‘Do you know any of them?’ a man asked me as I was looking at pictures of missing residents of Grenfell Tower on the railings of the Methodist church nearby. I told him I didn't. ‘They're all dead,’ he said. There was a protest on Friday at Kensington Town Hall. The council owns Grenfell Tower, which was managed by Kensington and Chelsea Tenant Management Organisation. ‘Don't destroy where we live. We've got people sleeping on lawns. We can't let them destroy where we live,’ a young woman said into a megaphone. ‘You told them to stay inside,’ another woman said. ‘You killed them. Justice will be served to them. We're not dumb. Our eyes are not closed. We know exactly what you've done. Don't let them sell your house. Don't let them kill you.’ A group of people had entered the town hall during the protest and there were reports of an occupation on social media but the crowd outside was calm. No one from the council came to talk to the protesters. ‘We're going back to the scene of the crime. Let's go back orderly. We'll represent Notting Hill,’ a man announced.
On 18 May, Le Parisienreported that parts of the 18th arrondissement, between La Chapelle métro station and the Périphérique, had been ‘abandoned to men only’: Women don't have a place any more. Cafés, bars and restaurants are forbidden to them … Groups of dozens of men, street vendors, dealers, migrants and smugglers, hold the streets, harassing women.

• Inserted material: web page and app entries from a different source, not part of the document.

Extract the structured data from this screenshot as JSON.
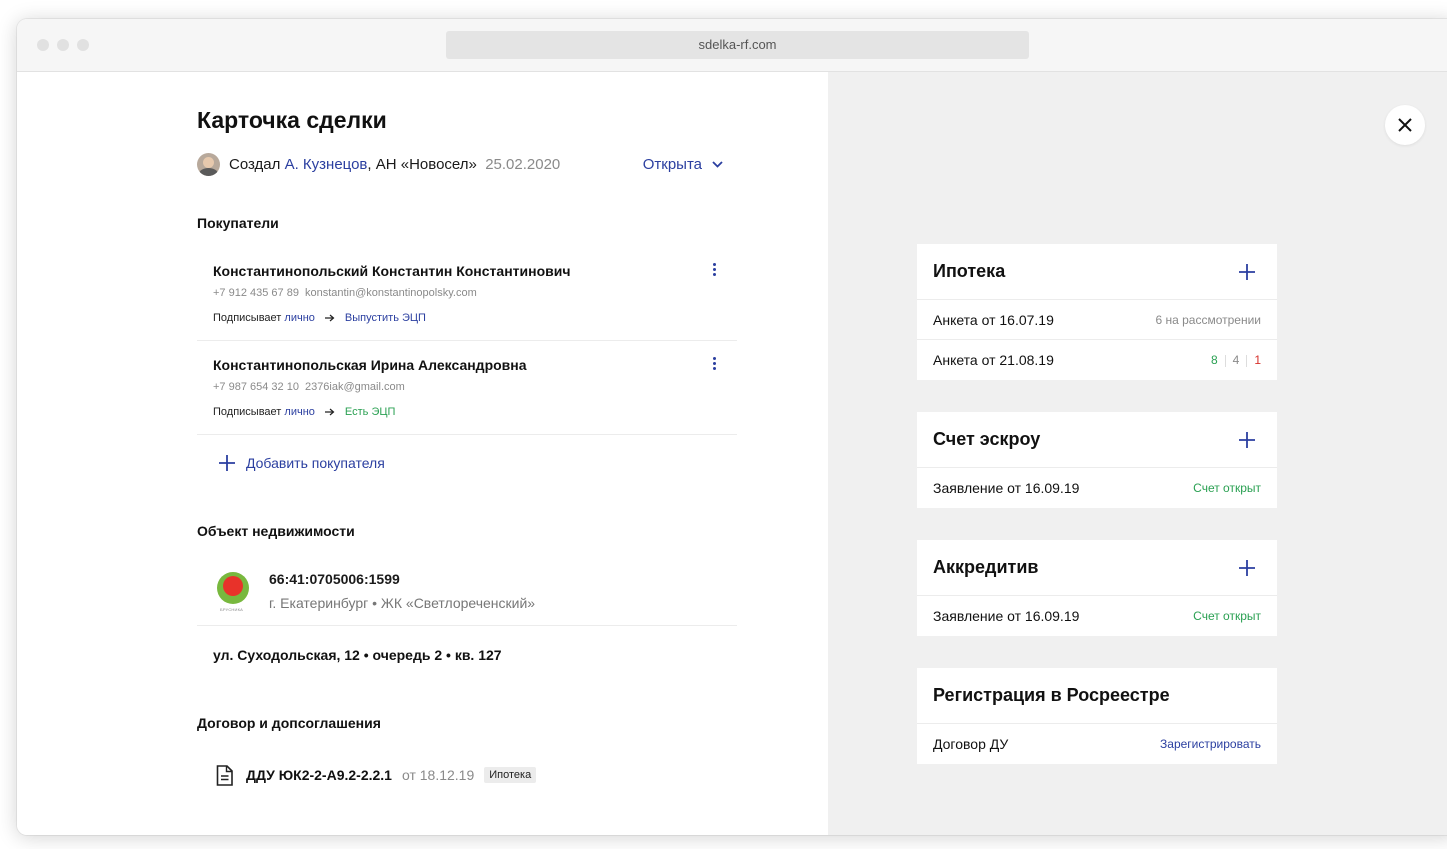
{
  "browser": {
    "url": "sdelka-rf.com"
  },
  "deal": {
    "title": "Карточка сделки",
    "created_prefix": "Создал",
    "creator_name": "А. Кузнецов",
    "creator_agency": ", АН «Новосел»",
    "created_date": "25.02.2020",
    "status": "Открыта"
  },
  "buyers": {
    "section_title": "Покупатели",
    "items": [
      {
        "name": "Константинопольский Константин Константинович",
        "phone": "+7 912 435 67 89",
        "email": "konstantin@konstantinopolsky.com",
        "sign_label": "Подписывает",
        "sign_mode": "лично",
        "ecp": "Выпустить ЭЦП",
        "ecp_color": "#2b3fa0"
      },
      {
        "name": "Константинопольская Ирина Александровна",
        "phone": "+7 987 654 32 10",
        "email": "2376iak@gmail.com",
        "sign_label": "Подписывает",
        "sign_mode": "лично",
        "ecp": "Есть ЭЦП",
        "ecp_color": "#2aa052"
      }
    ],
    "add_label": "Добавить покупателя"
  },
  "property": {
    "section_title": "Объект недвижимости",
    "logo_text": "БРУСНИКА",
    "cadastral": "66:41:0705006:1599",
    "location": "г. Екатеринбург • ЖК «Светлореченский»",
    "address": "ул. Суходольская, 12 • очередь 2 • кв. 127"
  },
  "contracts": {
    "section_title": "Договор и допсоглашения",
    "items": [
      {
        "name": "ДДУ ЮК2-2-А9.2-2.2.1",
        "date": "от 18.12.19",
        "tag": "Ипотека"
      }
    ]
  },
  "panels": {
    "mortgage": {
      "title": "Ипотека",
      "rows": [
        {
          "label": "Анкета от 16.07.19",
          "value": "6 на рассмотрении"
        },
        {
          "label": "Анкета от 21.08.19",
          "counts": [
            "8",
            "4",
            "1"
          ]
        }
      ]
    },
    "escrow": {
      "title": "Счет эскроу",
      "rows": [
        {
          "label": "Заявление от 16.09.19",
          "value": "Счет открыт"
        }
      ]
    },
    "letter_of_credit": {
      "title": "Аккредитив",
      "rows": [
        {
          "label": "Заявление от 16.09.19",
          "value": "Счет открыт"
        }
      ]
    },
    "registration": {
      "title": "Регистрация в Росреестре",
      "rows": [
        {
          "label": "Договор ДУ",
          "value": "Зарегистрировать"
        }
      ]
    }
  }
}
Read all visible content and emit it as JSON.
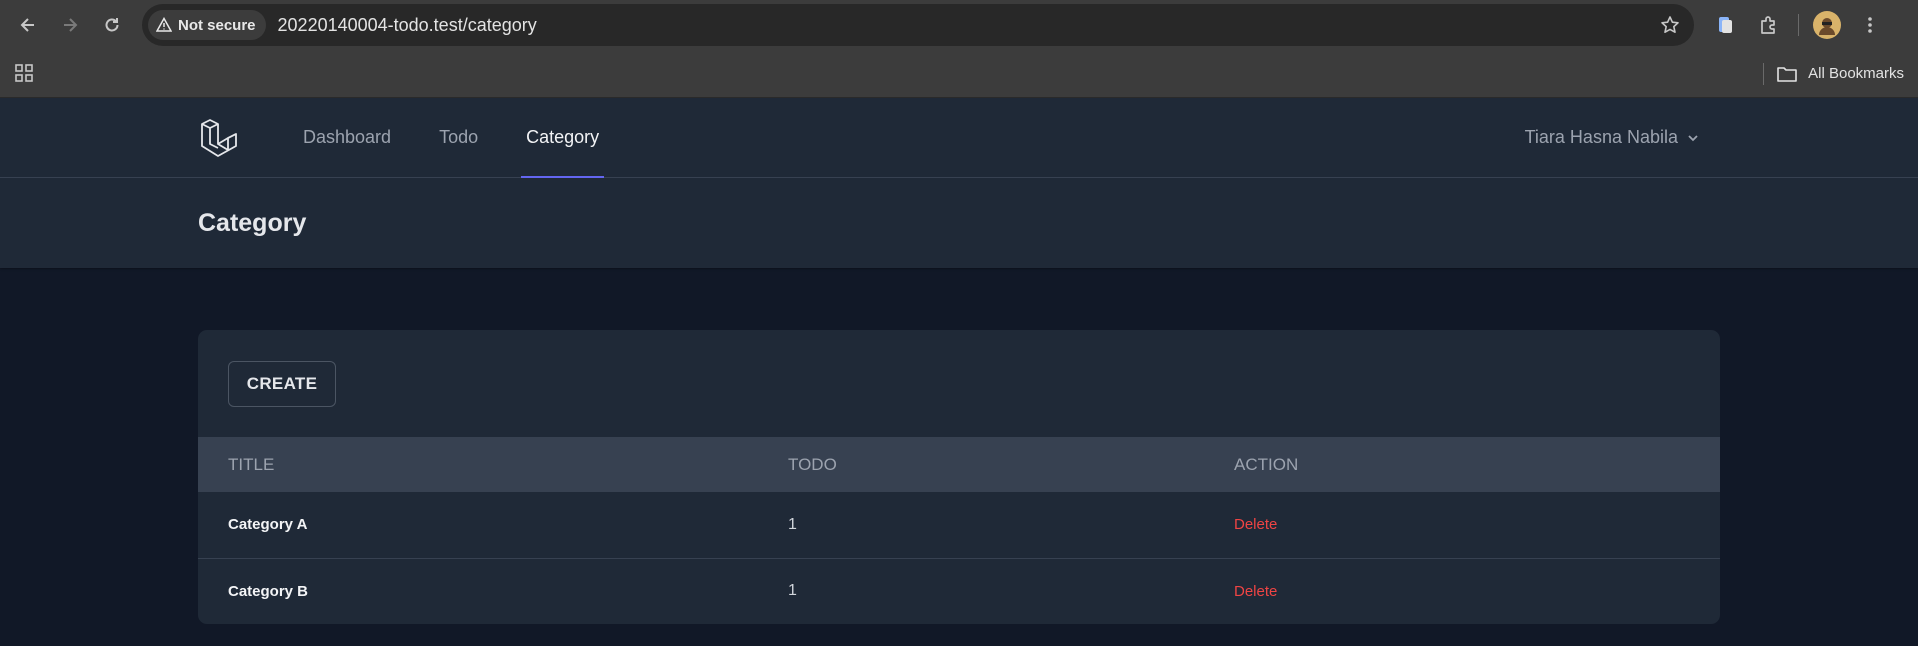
{
  "browser": {
    "security_label": "Not secure",
    "url": "20220140004-todo.test/category",
    "bookmarks_label": "All Bookmarks"
  },
  "nav": {
    "links": [
      {
        "label": "Dashboard",
        "active": false
      },
      {
        "label": "Todo",
        "active": false
      },
      {
        "label": "Category",
        "active": true
      }
    ],
    "user_name": "Tiara Hasna Nabila",
    "accent_color": "#6366f1"
  },
  "header": {
    "title": "Category"
  },
  "main": {
    "create_label": "CREATE",
    "table": {
      "columns": [
        "TITLE",
        "TODO",
        "ACTION"
      ],
      "rows": [
        {
          "title": "Category A",
          "todo": "1",
          "action": "Delete"
        },
        {
          "title": "Category B",
          "todo": "1",
          "action": "Delete"
        }
      ],
      "action_color": "#ef4444"
    }
  }
}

In the first round of the French presidential election on Sunday 23 April, Gwendoline, an 18-year-old from Hénin-Beaumont, a small northern town of 26,000 inhabitants, voted for the first time, for Marine Le Pen. Le Pen cast her own ballot in Hénin-Beaumont too. The Front National mayor, Steeve Briois, was elected in one round of voting in 2014. I met Gwendoline in a windswept railway station parking lot, on 1 May, as we were waiting for a bus to take us to Hénin-Beaumont. Our train had been cancelled. She laughed at how grim her bank holiday Monday had turned out to be – stuck in a car park on her way back from a funeral, with a mock baccalauréat exam to look forward to the next day. When the bus finally arrived, it took us very slowly across former mining lands, around a slag heap, not far from Oignies, where the last French coalmine closed in 1990. Gwendoline said that everyone in her class who was old enough to vote, voted for Le Pen. There wasn’t much to do in town, she said, maybe go to Auchan, the biggest shopping centre north of Paris, in the next town. ‘It's Hénin-Beaumont, it's not marvellous,’ she smiled.